That we know of Goltz at all is due to one of his classmates from the Leningrad Conservatory, legendary pianist Vladimir Sofronitsky, who made recordings of Goltz' music in about 1938. In modern times, pianist Sergei Podobedov has taken up the cause of Goltz, working with what remains of Goltz' oeuvre, which isn't much -- the piano concerto has disappeared, apparently for good, and what is left is heard on Music & Arts' Boris Goltz: Complete Works for Solo Piano: Goltz' Scherzo in E minor and his set of 24 Preludes, Op. 2. The Preludes date from 1934-35, and the Scherzo from anywhere between 1934 and 1940. In a general sense, Goltz can be seen as an extension of the post-romantic tradition exemplified by Rachmaninoff and Medtner, though in the specifics there are plenty of connections to contemporary trends.
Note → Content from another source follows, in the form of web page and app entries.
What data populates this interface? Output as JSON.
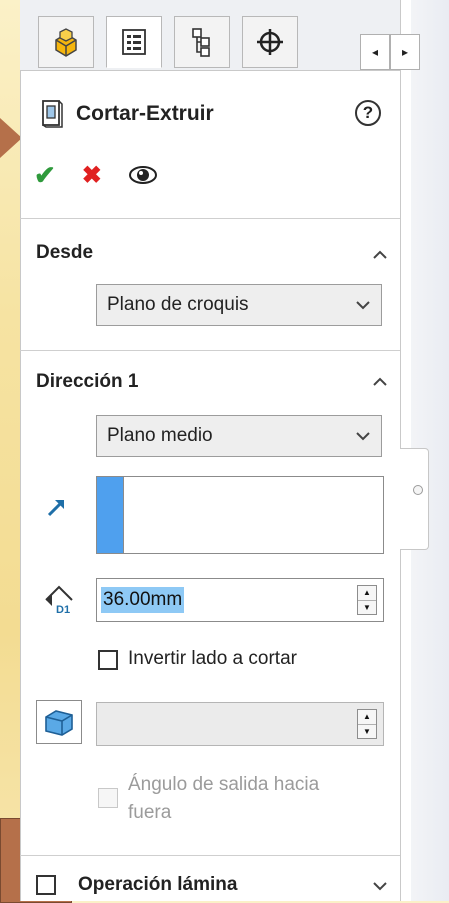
{
  "tabs": [
    {
      "name": "FeatureManager",
      "icon": "feature-manager-icon"
    },
    {
      "name": "PropertyManager",
      "icon": "property-manager-icon",
      "active": true
    },
    {
      "name": "ConfigurationManager",
      "icon": "configuration-manager-icon"
    },
    {
      "name": "DimXpertManager",
      "icon": "dimxpert-manager-icon"
    }
  ],
  "scroll": {
    "left": "◂",
    "right": "▸"
  },
  "feature": {
    "title": "Cortar-Extruir",
    "help": "?"
  },
  "actions": {
    "ok": "✔",
    "cancel": "✖"
  },
  "desde": {
    "heading": "Desde",
    "selected": "Plano de croquis"
  },
  "direccion1": {
    "heading": "Dirección 1",
    "end_condition": "Plano medio",
    "depth_value": "36.00mm",
    "flip_label": "Invertir lado a cortar",
    "draft_label_line1": "Ángulo de salida hacia",
    "draft_label_line2": "fuera"
  },
  "operacion": {
    "heading": "Operación lámina"
  },
  "colors": {
    "accent": "#4fa0ee",
    "ok": "#2f9a3c",
    "cancel": "#e02020"
  }
}
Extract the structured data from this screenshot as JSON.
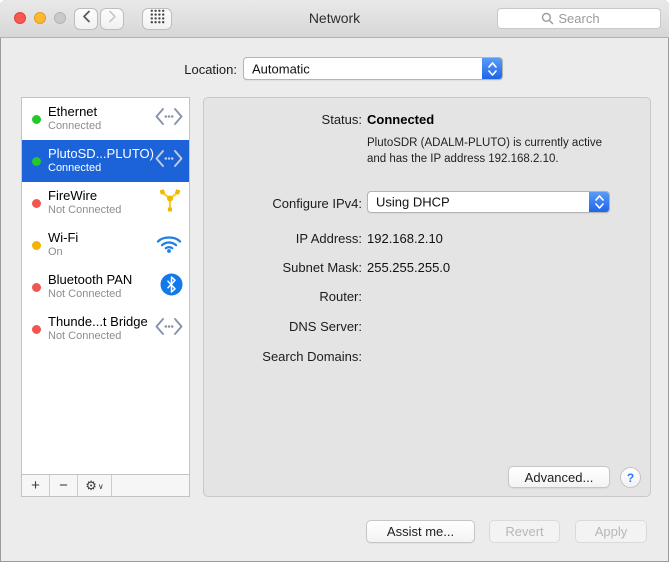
{
  "titlebar": {
    "title": "Network",
    "search_placeholder": "Search"
  },
  "location": {
    "label": "Location:",
    "value": "Automatic"
  },
  "sidebar": {
    "items": [
      {
        "name": "Ethernet",
        "status": "Connected",
        "dot": "green",
        "icon": "ethernet-icon",
        "selected": false
      },
      {
        "name": "PlutoSD...PLUTO)",
        "status": "Connected",
        "dot": "green",
        "icon": "ethernet-icon",
        "selected": true
      },
      {
        "name": "FireWire",
        "status": "Not Connected",
        "dot": "red",
        "icon": "firewire-icon",
        "selected": false
      },
      {
        "name": "Wi-Fi",
        "status": "On",
        "dot": "yellow",
        "icon": "wifi-icon",
        "selected": false
      },
      {
        "name": "Bluetooth PAN",
        "status": "Not Connected",
        "dot": "red",
        "icon": "bluetooth-icon",
        "selected": false
      },
      {
        "name": "Thunde...t Bridge",
        "status": "Not Connected",
        "dot": "red",
        "icon": "ethernet-icon",
        "selected": false
      }
    ],
    "add_label": "+",
    "remove_label": "−",
    "gear_icon": "⚙",
    "gear_chevron": "∨"
  },
  "panel": {
    "status": {
      "label": "Status:",
      "value": "Connected",
      "desc_line1": "PlutoSDR (ADALM-PLUTO) is currently active",
      "desc_line2": "and has the IP address 192.168.2.10."
    },
    "fields": [
      {
        "label": "Configure IPv4:",
        "value": "Using DHCP"
      },
      {
        "label": "IP Address:",
        "value": "192.168.2.10"
      },
      {
        "label": "Subnet Mask:",
        "value": "255.255.255.0"
      },
      {
        "label": "Router:",
        "value": ""
      },
      {
        "label": "DNS Server:",
        "value": ""
      },
      {
        "label": "Search Domains:",
        "value": ""
      }
    ],
    "advanced_label": "Advanced...",
    "help_label": "?"
  },
  "footer": {
    "assist_label": "Assist me...",
    "revert_label": "Revert",
    "apply_label": "Apply"
  },
  "colors": {
    "selection": "#1c63d9",
    "dot_green": "#23c82c",
    "dot_red": "#f2564f",
    "dot_yellow": "#f5b200",
    "stepper_top": "#5a9bf8",
    "stepper_bottom": "#1d65e8",
    "help_blue": "#2e7bf6",
    "wifi_blue": "#1e7fe8",
    "bluetooth_blue": "#1479e8",
    "ethernet_gray": "#8593ab",
    "firewire_yellow": "#f2b800"
  }
}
Scriabin, Prokofiev, and Shostakovich all figure in the mix, and Goltz seems to have been aware of the then lately discredited theory of modal rhythm of Boleslav Yavorsky. All of these influences wind their way through this music, and as "preludes" these tiny movements are only tangentially so; really they are character pieces and genre studies of various kinds. Often Goltz skillfully weaves one genre into another, and as genre itself is a kind of contract between the creator and listener, Goltz clearly wrote these highly evocative miniatures knowing that their clashes of content would evoke certain responses from his auditors. Most of us are not equipped at hand with the set of conditions that a Soviet listener in 1935 would have had, but nevertheless, "evocative" these little pieces are. It's a pity that Goltz did not live to create more than just the 24 of them, but in a way, all are crystalline and perfect.
Podebedov's, and Music & Arts', advocacy of Goltz is admirable; it is the least that posterity can do for a talented composer who gave up everything in order to defend against the Nazi invasion. And though they tried for two and a half years, the Nazis never did manage to enter Leningrad.
Sergei Podobedov, piano
Goltz: Scherzo in E minor
Goltz: Prelude No. 12, Allegretto
Goltz: Prelude No. 22, Lento
Goltz: Prelude No. 6, Prestissimo - meno mosso